I talked to someone in the shipping business this morning. He happens to be Greek and has substantial interests in the country. We never did get around to talking about ships. Some of his words on the status quo in Greece:

The situation today is worse than ever. Business has stopped
The world does not appreciate the extent of social deterioration in the country.
Soup kitchens are forming to feed people.
Many old age homes are desperate. Many are indebted. The have been pleading for donations.
Wealthy ship owners have been discussing a private initiative to provide support for those on the edge.
There is no possibility for a unity government. There is less chance for this in Greece then there is in the USA. You think there is a problem between Democrats and Republicans? Here, they hate each other.
Papandreou was desperate to get out. He could not see how he could continue to play a confrontational role with the Greek people. He was losing his ability to maintain civil order. He did not want to govern a country that was going to become either a police state, or fall into a state of revolution.
An interim government may pass new laws and make promises to the EU and IMF. Most in the government want to stay in the EU and stick with the Euro. It’s in their best interests to do so. That’s what the EU is pushing them day and night to do.
It’s way to late for this type of orderly transition. It will end badly for Greece.
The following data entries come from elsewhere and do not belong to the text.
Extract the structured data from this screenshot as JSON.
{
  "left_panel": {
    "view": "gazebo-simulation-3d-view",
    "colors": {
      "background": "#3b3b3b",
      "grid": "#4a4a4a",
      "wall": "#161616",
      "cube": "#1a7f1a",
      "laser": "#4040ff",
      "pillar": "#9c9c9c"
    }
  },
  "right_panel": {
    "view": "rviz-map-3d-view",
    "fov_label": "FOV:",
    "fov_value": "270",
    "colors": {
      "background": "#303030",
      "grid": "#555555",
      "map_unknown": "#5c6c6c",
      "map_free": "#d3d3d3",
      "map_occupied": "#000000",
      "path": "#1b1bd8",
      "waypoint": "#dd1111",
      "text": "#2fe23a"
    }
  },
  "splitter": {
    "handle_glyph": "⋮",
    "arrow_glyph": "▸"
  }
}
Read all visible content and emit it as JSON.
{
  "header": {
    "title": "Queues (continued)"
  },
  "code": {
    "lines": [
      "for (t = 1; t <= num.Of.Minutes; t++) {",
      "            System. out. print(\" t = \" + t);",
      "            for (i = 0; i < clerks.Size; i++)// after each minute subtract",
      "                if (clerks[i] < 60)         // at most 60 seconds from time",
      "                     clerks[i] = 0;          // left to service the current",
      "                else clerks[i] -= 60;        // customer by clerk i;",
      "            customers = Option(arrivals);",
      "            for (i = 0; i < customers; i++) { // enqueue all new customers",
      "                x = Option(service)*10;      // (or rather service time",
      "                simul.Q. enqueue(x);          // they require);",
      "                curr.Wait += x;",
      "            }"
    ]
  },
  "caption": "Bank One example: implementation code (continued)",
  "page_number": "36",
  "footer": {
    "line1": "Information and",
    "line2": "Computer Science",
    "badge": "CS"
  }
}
There is a sense of optimism in the markets and the press that a soft landing can be achieved in Europe. That a “solution” is hours away. Only “one more” vote in parliament is required in any of the countries facing trouble. The financial resources needed to address the problem are available. There may be a temporary liquidity issue but solvency is not a question. The social, political and economic consequences of what will come are all manageable.
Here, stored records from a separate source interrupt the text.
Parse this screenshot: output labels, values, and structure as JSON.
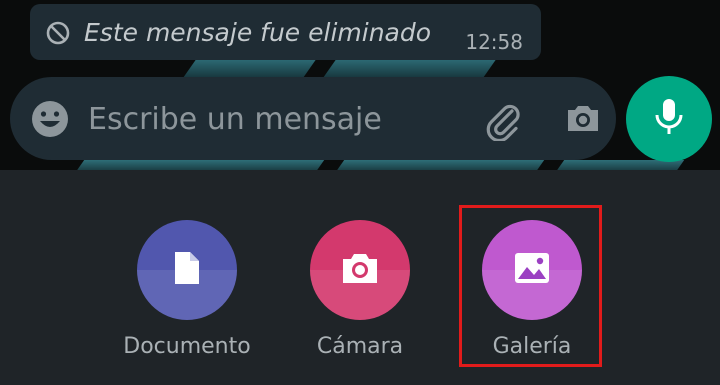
{
  "deleted_message": {
    "text": "Este mensaje fue eliminado",
    "time": "12:58",
    "icon": "ban-icon"
  },
  "compose": {
    "placeholder": "Escribe un mensaje",
    "icons": [
      "emoji-icon",
      "paperclip-icon",
      "camera-icon",
      "microphone-icon"
    ]
  },
  "attachments": [
    {
      "label": "Documento",
      "icon": "document-icon",
      "color": "#5157ae"
    },
    {
      "label": "Cámara",
      "icon": "camera-icon",
      "color": "#d3396d"
    },
    {
      "label": "Galería",
      "icon": "gallery-icon",
      "color": "#bf59cf"
    }
  ],
  "colors": {
    "send_button": "#00a884",
    "bubble": "#1f2c34",
    "sheet": "#1f2428",
    "highlight": "#e11b1b"
  }
}
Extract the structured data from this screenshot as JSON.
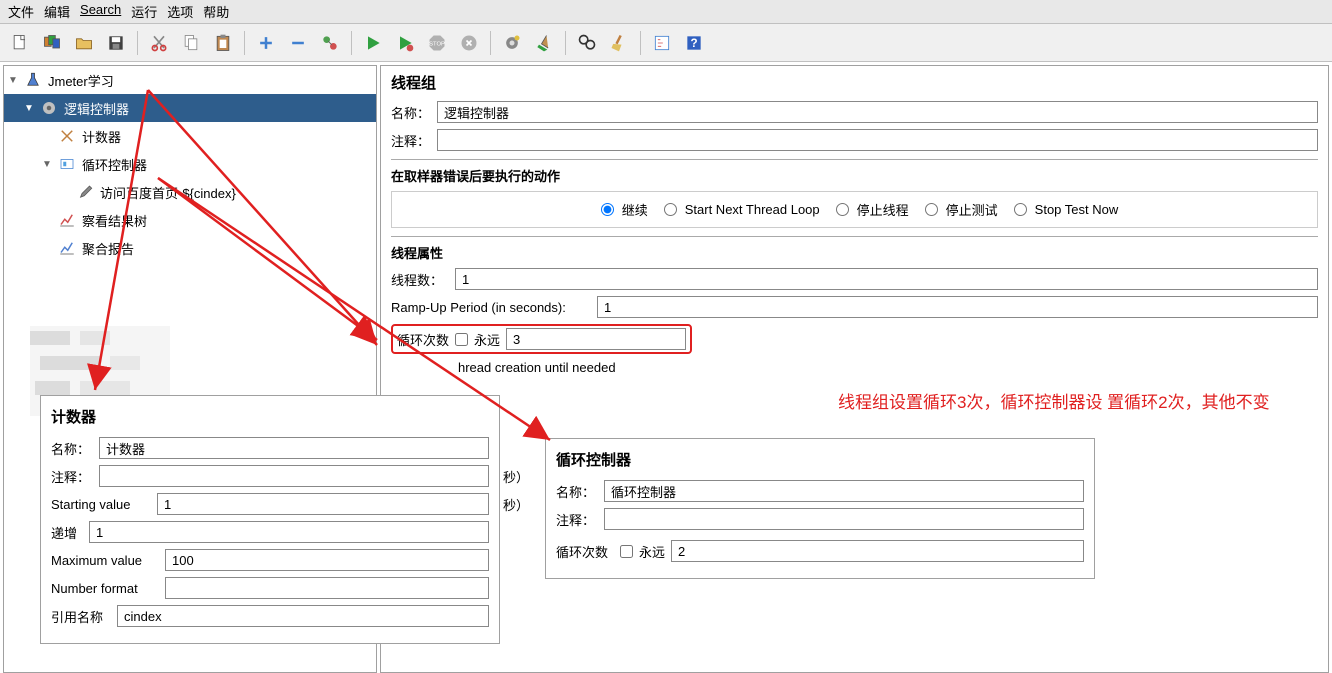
{
  "menu": {
    "items": [
      "文件",
      "编辑",
      "Search",
      "运行",
      "选项",
      "帮助"
    ]
  },
  "tree": {
    "root": "Jmeter学习",
    "selected": "逻辑控制器",
    "items": [
      "计数器",
      "循环控制器",
      "访问百度首页-${cindex}",
      "察看结果树",
      "聚合报告"
    ]
  },
  "thread_group": {
    "title": "线程组",
    "name_label": "名称：",
    "name_value": "逻辑控制器",
    "comment_label": "注释：",
    "error_header": "在取样器错误后要执行的动作",
    "radios": [
      "继续",
      "Start Next Thread Loop",
      "停止线程",
      "停止测试",
      "Stop Test Now"
    ],
    "props_header": "线程属性",
    "threads_label": "线程数：",
    "threads_value": "1",
    "rampup_label": "Ramp-Up Period (in seconds):",
    "rampup_value": "1",
    "loop_label": "循环次数",
    "forever_label": "永远",
    "loop_value": "3",
    "delay_label": "hread creation until needed"
  },
  "counter_panel": {
    "title": "计数器",
    "name_label": "名称：",
    "name_value": "计数器",
    "comment_label": "注释：",
    "seconds_suffix": "秒）",
    "starting_label": "Starting value",
    "starting_value": "1",
    "increment_label": "递增",
    "increment_value": "1",
    "max_label": "Maximum value",
    "max_value": "100",
    "format_label": "Number format",
    "ref_label": "引用名称",
    "ref_value": "cindex"
  },
  "loop_panel": {
    "title": "循环控制器",
    "name_label": "名称：",
    "name_value": "循环控制器",
    "comment_label": "注释：",
    "loop_label": "循环次数",
    "forever_label": "永远",
    "loop_value": "2"
  },
  "annotation": "线程组设置循环3次，循环控制器设\n置循环2次，其他不变"
}
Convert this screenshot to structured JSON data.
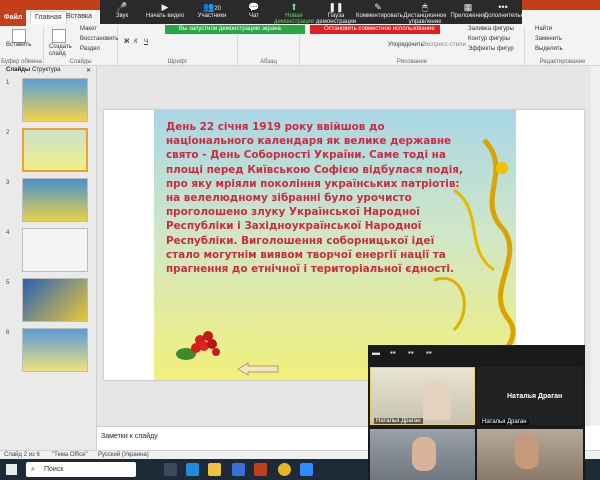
{
  "ribbon": {
    "tabs": [
      "Файл",
      "Главная",
      "Вставка"
    ],
    "groups": {
      "clipboard": {
        "label": "Буфер обмена",
        "paste": "Вставить"
      },
      "slides": {
        "label": "Слайды",
        "create": "Создать слайд",
        "layout": "Макет",
        "reset": "Восстановить",
        "section": "Раздел"
      },
      "font": {
        "label": "Шрифт"
      },
      "paragraph": {
        "label": "Абзац"
      },
      "drawing": {
        "label": "Рисование",
        "arrange": "Упорядочить",
        "quick_styles": "Экспресс-стили",
        "fill": "Заливка фигуры",
        "outline": "Контур фигуры",
        "effects": "Эффекты фигур"
      },
      "editing": {
        "label": "Редактирование",
        "find": "Найти",
        "replace": "Заменить",
        "select": "Выделить"
      }
    }
  },
  "zoom": {
    "buttons": [
      {
        "label": "Звук",
        "icon": "mic"
      },
      {
        "label": "Начать видео",
        "icon": "camera"
      },
      {
        "label": "Участники",
        "icon": "participants",
        "count": "20"
      },
      {
        "label": "Чат",
        "icon": "chat"
      },
      {
        "label": "Новая демонстрация",
        "icon": "share"
      },
      {
        "label": "Пауза демонстрации",
        "icon": "pause"
      },
      {
        "label": "Комментировать",
        "icon": "annotate"
      },
      {
        "label": "Дистанционное управление",
        "icon": "remote"
      },
      {
        "label": "Приложения",
        "icon": "apps"
      },
      {
        "label": "Дополнительно",
        "icon": "more"
      }
    ],
    "demo_status": "Вы запустили демонстрацию экрана",
    "stop_label": "Остановить совместное использование"
  },
  "panel": {
    "tabs": [
      "Слайды",
      "Структура"
    ],
    "thumbs": [
      "1",
      "2",
      "3",
      "4",
      "5",
      "6"
    ]
  },
  "slide": {
    "text": "День 22 січня 1919 року ввійшов до національного календаря як велике державне свято - День Соборності України. Саме тоді на площі перед Київською Софією відбулася подія, про яку мріяли покоління українських патріотів: на велелюдному зібранні було урочисто проголошено злуку Української Народної Республіки і Західноукраїнської Народної Республіки. Виголошення соборницької ідеї стало могутнім виявом творчої енергії нації та прагнення до етнічної і територіальної єдності."
  },
  "notes": {
    "placeholder": "Заметки к слайду"
  },
  "status": {
    "slide": "Слайд 2 из 6",
    "theme": "\"Тема Office\"",
    "lang": "Русский (Украина)"
  },
  "taskbar": {
    "search": "Поиск"
  },
  "video": {
    "participants": [
      {
        "name": "Наталья Драган"
      },
      {
        "name": "Наталья Драган"
      },
      {
        "name": "Наталья Драган"
      }
    ]
  },
  "colors": {
    "slide_text": "#cc2b3f",
    "file_tab": "#c43e1c",
    "demo_green": "#28a745",
    "stop_red": "#e02020"
  }
}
I thought I would provide this fellow’s thoughts as a contrast to all that hopium.